Record excerpts:
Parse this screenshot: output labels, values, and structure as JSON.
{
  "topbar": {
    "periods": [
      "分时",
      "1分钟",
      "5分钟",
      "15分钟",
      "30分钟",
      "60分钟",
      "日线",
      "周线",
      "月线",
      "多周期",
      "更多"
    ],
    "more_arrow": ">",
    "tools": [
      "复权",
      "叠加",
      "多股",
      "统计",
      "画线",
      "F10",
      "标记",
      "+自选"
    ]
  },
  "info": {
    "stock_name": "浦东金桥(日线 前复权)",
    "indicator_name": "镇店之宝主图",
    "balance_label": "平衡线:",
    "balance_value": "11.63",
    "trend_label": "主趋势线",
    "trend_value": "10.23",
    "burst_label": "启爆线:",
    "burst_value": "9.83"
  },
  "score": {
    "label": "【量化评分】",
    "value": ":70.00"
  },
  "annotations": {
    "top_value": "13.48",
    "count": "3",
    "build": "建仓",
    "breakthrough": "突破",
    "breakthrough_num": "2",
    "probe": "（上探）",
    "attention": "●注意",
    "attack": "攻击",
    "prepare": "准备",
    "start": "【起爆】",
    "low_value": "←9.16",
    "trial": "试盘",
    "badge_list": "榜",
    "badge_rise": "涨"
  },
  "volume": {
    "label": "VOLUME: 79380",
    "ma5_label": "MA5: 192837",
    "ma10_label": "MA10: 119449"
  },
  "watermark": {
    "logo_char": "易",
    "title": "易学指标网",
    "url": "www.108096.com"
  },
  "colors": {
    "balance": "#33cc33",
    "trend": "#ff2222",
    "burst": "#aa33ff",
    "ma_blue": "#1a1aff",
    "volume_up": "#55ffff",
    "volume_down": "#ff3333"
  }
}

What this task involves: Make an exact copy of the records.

Response below:
Parse this screenshot: output labels, values, and structure as JSON.
{
  "topbar": {
    "periods": [
      "分时",
      "1分钟",
      "5分钟",
      "15分钟",
      "30分钟",
      "60分钟",
      "日线",
      "周线",
      "月线",
      "多周期",
      "更多"
    ],
    "more_arrow": ">",
    "tools": [
      "复权",
      "叠加",
      "多股",
      "统计",
      "画线",
      "F10",
      "标记",
      "+自选"
    ]
  },
  "info": {
    "stock_name": "浦东金桥(日线 前复权)",
    "indicator_name": "镇店之宝主图",
    "balance_label": "平衡线:",
    "balance_value": "11.63",
    "trend_label": "主趋势线",
    "trend_value": "10.23",
    "burst_label": "启爆线:",
    "burst_value": "9.83"
  },
  "score": {
    "label": "【量化评分】",
    "value": ":70.00"
  },
  "annotations": {
    "top_value": "13.48",
    "count": "3",
    "build": "建仓",
    "breakthrough": "突破",
    "breakthrough_num": "2",
    "probe": "（上探）",
    "attention": "●注意",
    "attack": "攻击",
    "prepare": "准备",
    "start": "【起爆】",
    "low_value": "←9.16",
    "trial": "试盘",
    "badge_list": "榜",
    "badge_rise": "涨"
  },
  "volume": {
    "label": "VOLUME: 79380",
    "ma5_label": "MA5: 192837",
    "ma10_label": "MA10: 119449"
  },
  "watermark": {
    "logo_char": "易",
    "title": "易学指标网",
    "url": "www.108096.com"
  },
  "colors": {
    "balance": "#33cc33",
    "trend": "#ff2222",
    "burst": "#aa33ff",
    "ma_blue": "#1a1aff",
    "volume_up": "#55ffff",
    "volume_down": "#ff3333"
  }
}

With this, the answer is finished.